Ten workers recently laid off from Treasure Island Foods have taken legal action against the company in a lawsuit their attorneys hope will be granted class-action status.
The lawsuit, filed Thursday in federal court in Chicago, alleges the company violated the state and federal Worker Adjustment and Retraining Notification acts for not giving workers at its seven Chicago-area locations 60-day notice before laying them off and closing shop.
Workers also allege Treasure Island violated the Illinois Wage Payment and Collection Act for failing to pay employees for accrued but unused paid time off.
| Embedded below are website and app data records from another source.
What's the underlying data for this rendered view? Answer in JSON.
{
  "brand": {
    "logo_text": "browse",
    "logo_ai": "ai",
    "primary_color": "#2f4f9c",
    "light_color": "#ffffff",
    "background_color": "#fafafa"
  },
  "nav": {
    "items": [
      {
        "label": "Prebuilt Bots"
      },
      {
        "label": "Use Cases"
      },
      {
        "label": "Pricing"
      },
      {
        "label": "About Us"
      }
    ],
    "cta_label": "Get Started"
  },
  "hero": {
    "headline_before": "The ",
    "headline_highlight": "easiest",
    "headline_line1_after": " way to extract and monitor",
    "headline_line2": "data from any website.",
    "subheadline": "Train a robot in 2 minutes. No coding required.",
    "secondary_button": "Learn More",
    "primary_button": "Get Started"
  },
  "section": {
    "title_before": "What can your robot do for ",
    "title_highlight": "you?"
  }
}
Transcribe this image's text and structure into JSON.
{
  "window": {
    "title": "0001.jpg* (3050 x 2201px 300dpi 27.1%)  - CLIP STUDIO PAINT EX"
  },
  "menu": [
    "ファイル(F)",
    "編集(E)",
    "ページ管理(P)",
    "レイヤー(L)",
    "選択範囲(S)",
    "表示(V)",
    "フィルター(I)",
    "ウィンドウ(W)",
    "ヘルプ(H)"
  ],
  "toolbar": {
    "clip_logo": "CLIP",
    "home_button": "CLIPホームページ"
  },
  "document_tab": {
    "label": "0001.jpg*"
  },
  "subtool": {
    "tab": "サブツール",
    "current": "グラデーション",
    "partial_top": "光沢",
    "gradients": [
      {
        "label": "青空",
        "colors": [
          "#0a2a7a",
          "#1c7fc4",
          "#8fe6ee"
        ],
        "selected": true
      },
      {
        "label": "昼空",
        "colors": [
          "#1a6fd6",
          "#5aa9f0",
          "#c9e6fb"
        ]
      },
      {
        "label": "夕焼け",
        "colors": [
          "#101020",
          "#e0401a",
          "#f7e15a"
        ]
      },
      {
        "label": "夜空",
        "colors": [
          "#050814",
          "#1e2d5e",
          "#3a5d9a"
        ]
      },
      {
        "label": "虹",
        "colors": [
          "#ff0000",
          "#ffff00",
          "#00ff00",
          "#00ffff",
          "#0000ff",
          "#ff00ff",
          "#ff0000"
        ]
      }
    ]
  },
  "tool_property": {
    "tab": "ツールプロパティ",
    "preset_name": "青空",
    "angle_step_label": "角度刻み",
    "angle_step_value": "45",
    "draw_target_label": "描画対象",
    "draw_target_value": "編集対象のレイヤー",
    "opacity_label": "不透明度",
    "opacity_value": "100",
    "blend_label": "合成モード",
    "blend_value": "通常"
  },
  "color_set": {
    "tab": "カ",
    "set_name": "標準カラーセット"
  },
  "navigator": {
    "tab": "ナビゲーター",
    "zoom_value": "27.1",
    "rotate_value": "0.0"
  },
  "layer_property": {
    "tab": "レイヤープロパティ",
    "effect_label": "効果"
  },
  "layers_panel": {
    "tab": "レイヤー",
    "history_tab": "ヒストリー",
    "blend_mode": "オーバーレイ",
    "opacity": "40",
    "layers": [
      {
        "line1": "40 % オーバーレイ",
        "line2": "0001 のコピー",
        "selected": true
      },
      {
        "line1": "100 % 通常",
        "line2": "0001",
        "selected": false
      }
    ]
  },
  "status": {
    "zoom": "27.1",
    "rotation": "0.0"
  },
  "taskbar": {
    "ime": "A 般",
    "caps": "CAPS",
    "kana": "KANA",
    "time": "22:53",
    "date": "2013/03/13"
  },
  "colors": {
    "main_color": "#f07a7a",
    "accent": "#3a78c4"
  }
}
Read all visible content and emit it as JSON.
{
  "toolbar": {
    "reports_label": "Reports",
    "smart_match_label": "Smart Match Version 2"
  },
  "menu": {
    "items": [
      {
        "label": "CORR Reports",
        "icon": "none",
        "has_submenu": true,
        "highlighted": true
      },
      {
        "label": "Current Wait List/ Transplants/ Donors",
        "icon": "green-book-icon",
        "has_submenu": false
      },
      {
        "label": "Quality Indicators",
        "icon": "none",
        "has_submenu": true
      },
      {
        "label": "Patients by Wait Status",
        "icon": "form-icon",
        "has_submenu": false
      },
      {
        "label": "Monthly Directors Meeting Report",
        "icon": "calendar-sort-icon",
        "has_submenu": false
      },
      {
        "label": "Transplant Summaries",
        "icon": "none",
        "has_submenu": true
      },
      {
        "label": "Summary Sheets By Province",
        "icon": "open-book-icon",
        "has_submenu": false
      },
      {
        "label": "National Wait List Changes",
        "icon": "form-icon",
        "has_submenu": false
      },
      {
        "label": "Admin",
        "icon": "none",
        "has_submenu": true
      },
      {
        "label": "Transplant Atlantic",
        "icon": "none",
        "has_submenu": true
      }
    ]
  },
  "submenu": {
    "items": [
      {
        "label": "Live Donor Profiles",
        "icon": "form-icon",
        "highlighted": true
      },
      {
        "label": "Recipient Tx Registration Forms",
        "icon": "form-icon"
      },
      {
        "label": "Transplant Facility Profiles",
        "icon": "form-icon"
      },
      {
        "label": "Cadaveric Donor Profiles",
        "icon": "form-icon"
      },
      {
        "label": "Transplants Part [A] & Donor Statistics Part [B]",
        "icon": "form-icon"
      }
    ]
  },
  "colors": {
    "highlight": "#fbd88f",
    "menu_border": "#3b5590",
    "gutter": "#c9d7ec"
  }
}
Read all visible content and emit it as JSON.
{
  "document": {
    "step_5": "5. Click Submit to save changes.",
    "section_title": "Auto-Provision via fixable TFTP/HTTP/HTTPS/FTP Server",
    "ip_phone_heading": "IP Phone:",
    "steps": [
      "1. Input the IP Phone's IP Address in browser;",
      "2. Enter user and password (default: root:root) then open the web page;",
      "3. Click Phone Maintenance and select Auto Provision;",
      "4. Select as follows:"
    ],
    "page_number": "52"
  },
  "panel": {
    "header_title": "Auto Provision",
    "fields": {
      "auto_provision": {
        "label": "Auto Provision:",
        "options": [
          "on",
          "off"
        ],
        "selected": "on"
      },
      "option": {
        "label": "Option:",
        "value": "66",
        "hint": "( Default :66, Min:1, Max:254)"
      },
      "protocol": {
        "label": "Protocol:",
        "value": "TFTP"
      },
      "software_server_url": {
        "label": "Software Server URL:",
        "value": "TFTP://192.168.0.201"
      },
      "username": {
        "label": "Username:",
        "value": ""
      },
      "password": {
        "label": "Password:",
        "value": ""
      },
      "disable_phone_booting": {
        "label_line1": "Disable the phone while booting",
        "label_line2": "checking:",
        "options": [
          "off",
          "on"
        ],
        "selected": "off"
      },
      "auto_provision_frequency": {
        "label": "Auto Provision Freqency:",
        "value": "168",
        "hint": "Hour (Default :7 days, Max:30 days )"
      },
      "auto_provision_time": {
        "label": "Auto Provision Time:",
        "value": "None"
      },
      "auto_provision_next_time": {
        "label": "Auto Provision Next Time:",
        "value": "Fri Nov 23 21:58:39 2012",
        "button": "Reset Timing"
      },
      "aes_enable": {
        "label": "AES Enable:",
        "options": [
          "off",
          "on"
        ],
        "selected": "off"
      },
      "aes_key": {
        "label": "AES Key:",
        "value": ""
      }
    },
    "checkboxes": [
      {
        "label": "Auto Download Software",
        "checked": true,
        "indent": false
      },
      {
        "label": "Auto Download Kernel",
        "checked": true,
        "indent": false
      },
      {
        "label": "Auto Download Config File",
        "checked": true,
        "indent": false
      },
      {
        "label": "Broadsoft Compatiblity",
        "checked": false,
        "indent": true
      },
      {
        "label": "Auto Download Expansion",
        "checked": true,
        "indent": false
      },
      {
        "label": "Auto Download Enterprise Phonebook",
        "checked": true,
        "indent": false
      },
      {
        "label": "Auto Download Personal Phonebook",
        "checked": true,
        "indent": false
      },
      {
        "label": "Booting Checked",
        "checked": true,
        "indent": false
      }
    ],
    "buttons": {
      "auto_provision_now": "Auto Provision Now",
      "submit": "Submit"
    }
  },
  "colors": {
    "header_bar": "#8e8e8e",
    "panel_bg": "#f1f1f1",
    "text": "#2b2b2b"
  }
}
The former workers who filed the lawsuit are Mark Gossett, Sandra Roman, Telia Wilson, Timikii Coburn, Antonia Morales, Antonio Munoz, Jesse Lofton, David Leon, Kevin Jackson and Lorenzo Escamilla Jr.
The workers’ attorneys, Karen Engelhardt and Alejandro Caffarelli, estimate the allegations levied against Treasure Island in the suit apply to some 400 former Treasure Island employees and are seeking class-action status.
Named defendants are three corporate entities that operated Treasure Island stores as well as chief executive Maria Kamberos and president Christ Kamberos. Patrick Cavanaugh, a partner in High Ridge Partners, the liquidation firm now managing the company’s assets, was also named in the suit.
Arthur Stamas, attorney for the Kamberos family, could not be reached for comment. Treasure Island vice president Bob Zenawick could also not be reached.
Thursday’s lawsuit is the third filed against Treasure Island since it abruptly told its employees on Sept. 26 it would be closing all of its stores within three weeks.
Anthony Marano Co., a produce wholesaler, sued Treasure Island on Oct. 2 , saying it hasn’t been paid for more than $453,000 worth of produce.
Three days later, the United Food and Commercial Workers International Union’s Local 1546 sued the grocery chain for allegedly firing 28 of its members without proper notice and or pay for accrued vacation days.
On Wednesday, Ald. Leslie Hairston (5th) held a meeting at the Catholic Theological Union to address concerns over the closing of the Treasure Island store in Hyde Park.
Hairston told the crowd of three dozen community members and former Treasure Island workers she believed the company’s actions were “disrespectful” and “hurtful.”
Also in attendance were representatives of the University of Chicago, which owns the building on E. 55th Street where Treasure Island operated one of its stores. They said they were “blindsided” by the company’s decision to pack up and leave.
“Their decision to leave was in violation of the lease,” Angie Marks, associate vice president of real estate operations for the university, said.